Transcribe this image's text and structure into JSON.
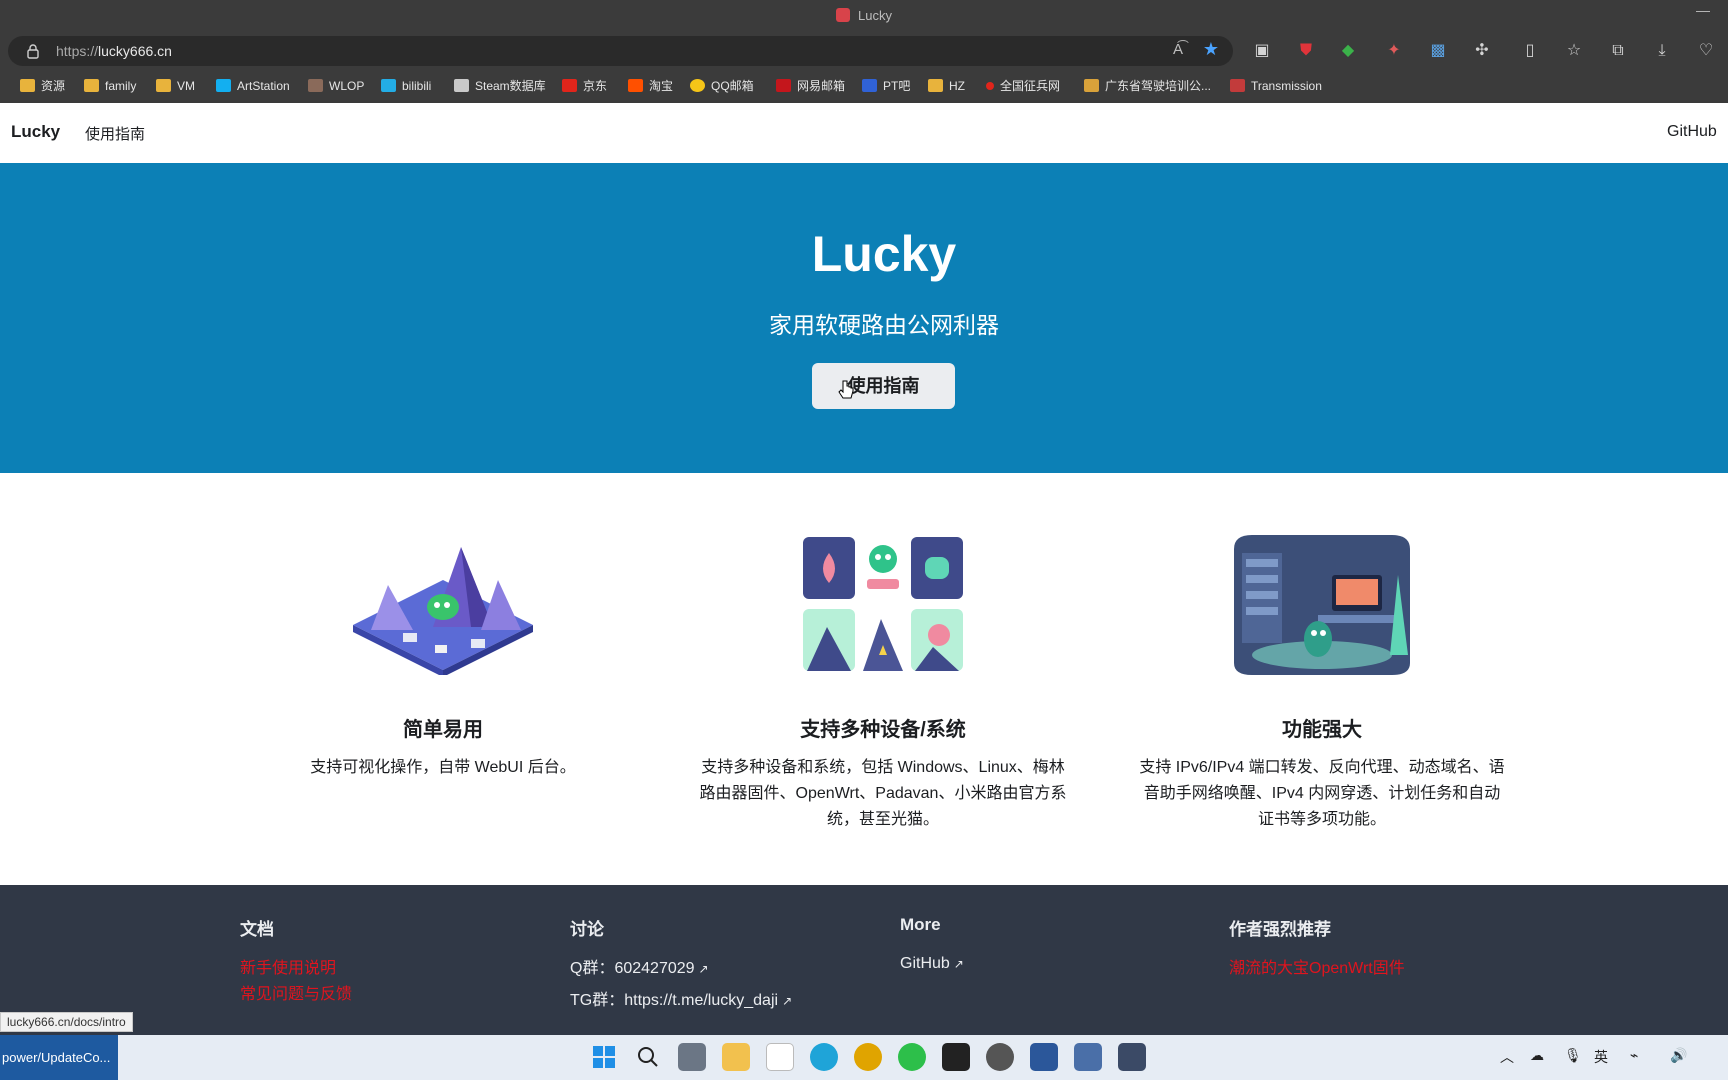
{
  "browser": {
    "window_title": "Lucky",
    "url_scheme": "https://",
    "url_host": "lucky666.cn",
    "bookmarks": [
      {
        "label": "资源",
        "color": "#e8b33c"
      },
      {
        "label": "family",
        "color": "#e8b33c"
      },
      {
        "label": "VM",
        "color": "#e8b33c"
      },
      {
        "label": "ArtStation",
        "color": "#13aff0"
      },
      {
        "label": "WLOP",
        "color": "#8a6a5a"
      },
      {
        "label": "bilibili",
        "color": "#23ade5"
      },
      {
        "label": "Steam数据库",
        "color": "#c9c9c9"
      },
      {
        "label": "京东",
        "color": "#e1251b"
      },
      {
        "label": "淘宝",
        "color": "#ff5000"
      },
      {
        "label": "QQ邮箱",
        "color": "#f5c518"
      },
      {
        "label": "网易邮箱",
        "color": "#c4161c"
      },
      {
        "label": "PT吧",
        "color": "#3062d6"
      },
      {
        "label": "HZ",
        "color": "#e8b33c"
      },
      {
        "label": "全国征兵网",
        "color": "#e1251b"
      },
      {
        "label": "广东省驾驶培训公...",
        "color": "#d9a23a"
      },
      {
        "label": "Transmission",
        "color": "#c23b3b"
      }
    ]
  },
  "site": {
    "brand": "Lucky",
    "nav_docs": "使用指南",
    "nav_github": "GitHub"
  },
  "hero": {
    "title": "Lucky",
    "tagline": "家用软硬路由公网利器",
    "button": "使用指南",
    "bg_color": "#0c80b6"
  },
  "features": [
    {
      "title": "简单易用",
      "desc": "支持可视化操作，自带 WebUI 后台。",
      "image": "isometric-mountain-illustration"
    },
    {
      "title": "支持多种设备/系统",
      "desc": "支持多种设备和系统，包括 Windows、Linux、梅林路由器固件、OpenWrt、Padavan、小米路由官方系统，甚至光猫。",
      "image": "devices-grid-illustration"
    },
    {
      "title": "功能强大",
      "desc": "支持 IPv6/IPv4 端口转发、反向代理、动态域名、语音助手网络唤醒、IPv4 内网穿透、计划任务和自动证书等多项功能。",
      "image": "workshop-room-illustration"
    }
  ],
  "footer": {
    "col1_title": "文档",
    "col1_links": [
      "新手使用说明",
      "常见问题与反馈"
    ],
    "col2_title": "讨论",
    "col2_qq": "Q群：602427029",
    "col2_tg": "TG群：https://t.me/lucky_daji",
    "col3_title": "More",
    "col3_github": "GitHub",
    "col4_title": "作者强烈推荐",
    "col4_link": "潮流的大宝OpenWrt固件"
  },
  "status_url": "lucky666.cn/docs/intro",
  "taskbar": {
    "active_app": "power/UpdateCo...",
    "ime": "英"
  }
}
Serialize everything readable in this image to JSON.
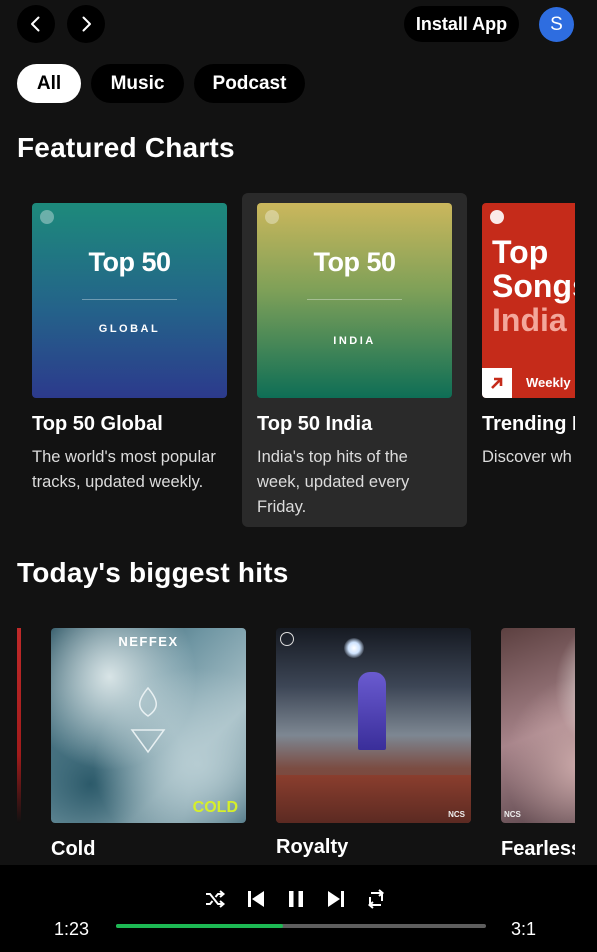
{
  "topbar": {
    "back_icon": "chevron-left-icon",
    "forward_icon": "chevron-right-icon",
    "install_label": "Install App",
    "avatar_initial": "S"
  },
  "filters": {
    "chips": [
      {
        "label": "All",
        "active": true
      },
      {
        "label": "Music",
        "active": false
      },
      {
        "label": "Podcast",
        "active": false
      }
    ]
  },
  "featured": {
    "title": "Featured Charts",
    "cards": [
      {
        "cover_title": "Top 50",
        "cover_sub": "GLOBAL",
        "title": "Top 50 Global",
        "desc": "The world's most popular tracks, updated weekly.",
        "gradient": [
          "#1e8a7a",
          "#2b3a8a"
        ]
      },
      {
        "cover_title": "Top 50",
        "cover_sub": "INDIA",
        "title": "Top 50 India",
        "desc": "India's top hits of the week, updated every Friday.",
        "gradient": [
          "#c9b45c",
          "#0f6e55"
        ]
      },
      {
        "cover_lines": [
          "Top",
          "Songs",
          "India"
        ],
        "cover_badge": "Weekly",
        "title": "Trending I",
        "desc": "Discover wh across India",
        "color": "#c52b1a"
      }
    ]
  },
  "hits": {
    "title": "Today's biggest hits",
    "tracks": [
      {
        "title": "Cold",
        "cover_text": "NEFFEX",
        "cover_tag": "COLD"
      },
      {
        "title": "Royalty",
        "cover_tag": "NCS"
      },
      {
        "title": "Fearless",
        "cover_tag": "NCS"
      }
    ]
  },
  "player": {
    "elapsed": "1:23",
    "duration": "3:1",
    "progress": 0.45,
    "controls": [
      "shuffle-icon",
      "previous-icon",
      "pause-icon",
      "next-icon",
      "repeat-icon"
    ]
  },
  "colors": {
    "background": "#121212",
    "accent": "#1db954",
    "avatar": "#2e6de0"
  }
}
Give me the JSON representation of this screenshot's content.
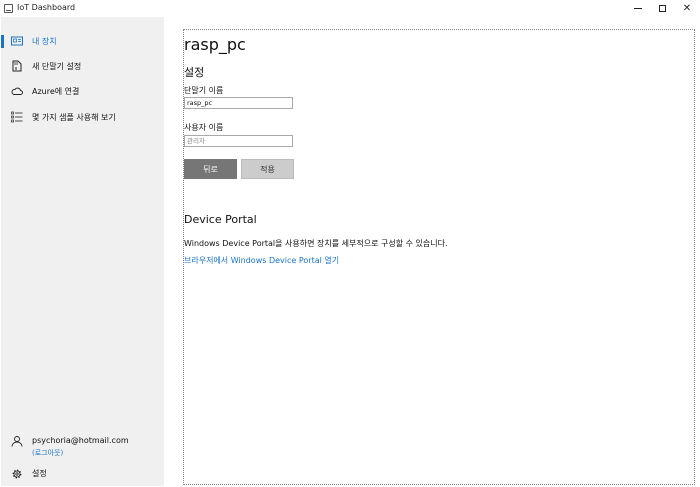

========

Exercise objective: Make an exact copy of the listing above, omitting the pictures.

Solution below:
Transcribe this image's text and structure into JSON.
{
  "browser": {
    "window_title": "Lucky",
    "url_scheme": "https://",
    "url_host": "lucky666.cn",
    "bookmarks": [
      {
        "label": "资源",
        "color": "#e8b33c"
      },
      {
        "label": "family",
        "color": "#e8b33c"
      },
      {
        "label": "VM",
        "color": "#e8b33c"
      },
      {
        "label": "ArtStation",
        "color": "#13aff0"
      },
      {
        "label": "WLOP",
        "color": "#8a6a5a"
      },
      {
        "label": "bilibili",
        "color": "#23ade5"
      },
      {
        "label": "Steam数据库",
        "color": "#c9c9c9"
      },
      {
        "label": "京东",
        "color": "#e1251b"
      },
      {
        "label": "淘宝",
        "color": "#ff5000"
      },
      {
        "label": "QQ邮箱",
        "color": "#f5c518"
      },
      {
        "label": "网易邮箱",
        "color": "#c4161c"
      },
      {
        "label": "PT吧",
        "color": "#3062d6"
      },
      {
        "label": "HZ",
        "color": "#e8b33c"
      },
      {
        "label": "全国征兵网",
        "color": "#e1251b"
      },
      {
        "label": "广东省驾驶培训公...",
        "color": "#d9a23a"
      },
      {
        "label": "Transmission",
        "color": "#c23b3b"
      }
    ]
  },
  "site": {
    "brand": "Lucky",
    "nav_docs": "使用指南",
    "nav_github": "GitHub"
  },
  "hero": {
    "title": "Lucky",
    "tagline": "家用软硬路由公网利器",
    "button": "使用指南",
    "bg_color": "#0c80b6"
  },
  "features": [
    {
      "title": "简单易用",
      "desc": "支持可视化操作，自带 WebUI 后台。",
      "image": "isometric-mountain-illustration"
    },
    {
      "title": "支持多种设备/系统",
      "desc": "支持多种设备和系统，包括 Windows、Linux、梅林路由器固件、OpenWrt、Padavan、小米路由官方系统，甚至光猫。",
      "image": "devices-grid-illustration"
    },
    {
      "title": "功能强大",
      "desc": "支持 IPv6/IPv4 端口转发、反向代理、动态域名、语音助手网络唤醒、IPv4 内网穿透、计划任务和自动证书等多项功能。",
      "image": "workshop-room-illustration"
    }
  ],
  "footer": {
    "col1_title": "文档",
    "col1_links": [
      "新手使用说明",
      "常见问题与反馈"
    ],
    "col2_title": "讨论",
    "col2_qq": "Q群：602427029",
    "col2_tg": "TG群：https://t.me/lucky_daji",
    "col3_title": "More",
    "col3_github": "GitHub",
    "col4_title": "作者强烈推荐",
    "col4_link": "潮流的大宝OpenWrt固件"
  },
  "status_url": "lucky666.cn/docs/intro",
  "taskbar": {
    "active_app": "power/UpdateCo...",
    "ime": "英"
  }
}
Serialize everything readable in this image to JSON.
{
  "topbar": {
    "back_icon": "chevron-left-icon",
    "forward_icon": "chevron-right-icon",
    "install_label": "Install App",
    "avatar_initial": "S"
  },
  "filters": {
    "chips": [
      {
        "label": "All",
        "active": true
      },
      {
        "label": "Music",
        "active": false
      },
      {
        "label": "Podcast",
        "active": false
      }
    ]
  },
  "featured": {
    "title": "Featured Charts",
    "cards": [
      {
        "cover_title": "Top 50",
        "cover_sub": "GLOBAL",
        "title": "Top 50 Global",
        "desc": "The world's most popular tracks, updated weekly.",
        "gradient": [
          "#1e8a7a",
          "#2b3a8a"
        ]
      },
      {
        "cover_title": "Top 50",
        "cover_sub": "INDIA",
        "title": "Top 50 India",
        "desc": "India's top hits of the week, updated every Friday.",
        "gradient": [
          "#c9b45c",
          "#0f6e55"
        ]
      },
      {
        "cover_lines": [
          "Top",
          "Songs",
          "India"
        ],
        "cover_badge": "Weekly",
        "title": "Trending I",
        "desc": "Discover wh across India",
        "color": "#c52b1a"
      }
    ]
  },
  "hits": {
    "title": "Today's biggest hits",
    "tracks": [
      {
        "title": "Cold",
        "cover_text": "NEFFEX",
        "cover_tag": "COLD"
      },
      {
        "title": "Royalty",
        "cover_tag": "NCS"
      },
      {
        "title": "Fearless",
        "cover_tag": "NCS"
      }
    ]
  },
  "player": {
    "elapsed": "1:23",
    "duration": "3:1",
    "progress": 0.45,
    "controls": [
      "shuffle-icon",
      "previous-icon",
      "pause-icon",
      "next-icon",
      "repeat-icon"
    ]
  },
  "colors": {
    "background": "#121212",
    "accent": "#1db954",
    "avatar": "#2e6de0"
  }
}
Give me the JSON representation of this screenshot's content.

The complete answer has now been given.